Planning Board Fails to Disclose Henderson County Hazardous-Land Conditions

Carriage Park Lawsuit

Following the November 2009 trial that revealed hazardous building sites in the Carriage Park Subdivision and egregious actions on the part of the Inspections department, County commissioner Chuck McGrady said
The Carriage Park situation raises the issue of whether the county ought to play a larger role in development on steep slopes. There are places in this county we ought not be building, or if we were building there, we ought to be building to a different standard.
The Carriage Park lawsuit exposed the common practice of selling unstable subdivision lots to unwary purchasers. Six Carriage Park plaintiffs told the jury that if the developer Dale Hamlin had been truthful about the risks and costs of building town homes on slopes likely to fail, they would have declined to purchase.

Currently the Carriage Park/ Carriage Springs town homes and adjacent land require $1,100,000 in remediation measures. The Hendersonville Times-News covered the Carriage Park trial in a series of articles.

Hazardous-Soil Findings for Henderson County Mountain Real Estate

Henderson County steep slope building sites (defined as land on or above a 15% grade) have long been classified “unsuitable” or “poorly suitable” for residential development because of defective soil conditions. “On site evaluation and planning” is needed when these soils are used to support roads and homes.

Caveat: The decision to build homes and roads on these soils will result in “a major increase in construction effort, special design, or intensive maintenance.” These costly engineering measures may not be feasible for some soils. Reference:1980 Henderson County Soil Survey

Henderson County Mountain Real Estate: Landslide-Hazardous

Landslides also pose significant geologic threats to Henderson County real property.

The North Carolina Geologic Survey plans to release Henderson County landslide maps this year.
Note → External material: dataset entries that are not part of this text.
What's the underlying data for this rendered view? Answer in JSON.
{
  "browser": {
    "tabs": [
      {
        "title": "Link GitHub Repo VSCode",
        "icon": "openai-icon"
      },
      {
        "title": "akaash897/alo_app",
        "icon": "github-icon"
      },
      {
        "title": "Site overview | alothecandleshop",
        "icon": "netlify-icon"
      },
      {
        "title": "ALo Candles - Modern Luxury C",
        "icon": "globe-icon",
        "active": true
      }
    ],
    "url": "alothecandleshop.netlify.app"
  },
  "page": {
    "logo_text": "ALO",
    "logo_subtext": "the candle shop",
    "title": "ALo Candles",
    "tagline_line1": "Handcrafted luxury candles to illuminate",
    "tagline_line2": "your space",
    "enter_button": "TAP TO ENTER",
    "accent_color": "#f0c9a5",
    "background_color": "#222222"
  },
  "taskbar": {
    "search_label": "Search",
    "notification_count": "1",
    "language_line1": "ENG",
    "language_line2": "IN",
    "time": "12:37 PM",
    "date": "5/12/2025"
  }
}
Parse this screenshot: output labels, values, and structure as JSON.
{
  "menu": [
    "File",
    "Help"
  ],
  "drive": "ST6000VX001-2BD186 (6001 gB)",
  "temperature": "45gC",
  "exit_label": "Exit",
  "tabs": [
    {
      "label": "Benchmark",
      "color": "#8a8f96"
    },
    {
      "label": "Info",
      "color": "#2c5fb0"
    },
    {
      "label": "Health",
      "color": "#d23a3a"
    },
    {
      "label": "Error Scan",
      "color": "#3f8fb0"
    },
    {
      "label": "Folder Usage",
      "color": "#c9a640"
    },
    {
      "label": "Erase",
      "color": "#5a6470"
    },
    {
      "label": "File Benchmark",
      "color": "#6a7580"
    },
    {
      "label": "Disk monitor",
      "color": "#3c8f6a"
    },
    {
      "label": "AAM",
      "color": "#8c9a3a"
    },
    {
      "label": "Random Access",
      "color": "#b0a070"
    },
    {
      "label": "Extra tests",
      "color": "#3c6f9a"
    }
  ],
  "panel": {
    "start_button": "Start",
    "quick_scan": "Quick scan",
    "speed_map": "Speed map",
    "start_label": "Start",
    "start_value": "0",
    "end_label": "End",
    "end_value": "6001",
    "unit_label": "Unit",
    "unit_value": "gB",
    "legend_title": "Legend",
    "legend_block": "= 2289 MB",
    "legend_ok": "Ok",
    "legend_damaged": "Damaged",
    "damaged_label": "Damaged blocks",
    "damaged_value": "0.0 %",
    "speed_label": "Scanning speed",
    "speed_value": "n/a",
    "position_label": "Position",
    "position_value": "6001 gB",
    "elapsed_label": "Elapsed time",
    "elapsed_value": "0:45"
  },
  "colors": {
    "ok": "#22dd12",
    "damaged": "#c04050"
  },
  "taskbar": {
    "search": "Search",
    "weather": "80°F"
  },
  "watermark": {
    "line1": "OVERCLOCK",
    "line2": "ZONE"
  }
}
These maps, along with enhanced computer technology, will enable the planning board to pinpoint landslide-hazardous locations throughout the county. Western North Carolina landslides became a federal disaster concern in 1998.

Fraudulent Concealment

Henderson County steep slope building sites have two indisputable material defects: landslides and unstable soils.

Legal definition of a material defect: A material defect is a problem with the property that the seller knows about, knows would make the property worth less, and which the seller chooses to conceal from the buyer.

Evidence presented during Carriage Park trial showed that the developer Dale Hamlin knew he was exposing his clients to undisclosed financial risks.

Mr. Hamlin was able to deceive his clients because the Henderson County planning board did not record the Carriage Park development tract as a hazardous-land subdivision.

When planning boards act in concert with developers to conceal material defects from purchasers they are aiding and abetting fraudulent sales practices.

1 comment:

Pam Williams said...

"When planning boards act in concert with developers to conceal material defects from purchasers they are aiding and abetting fraudulent sales practices."

The above says it all. It is too late for me and other landslide victims, but those yet to buy properties in Western North Carolina need to read the above.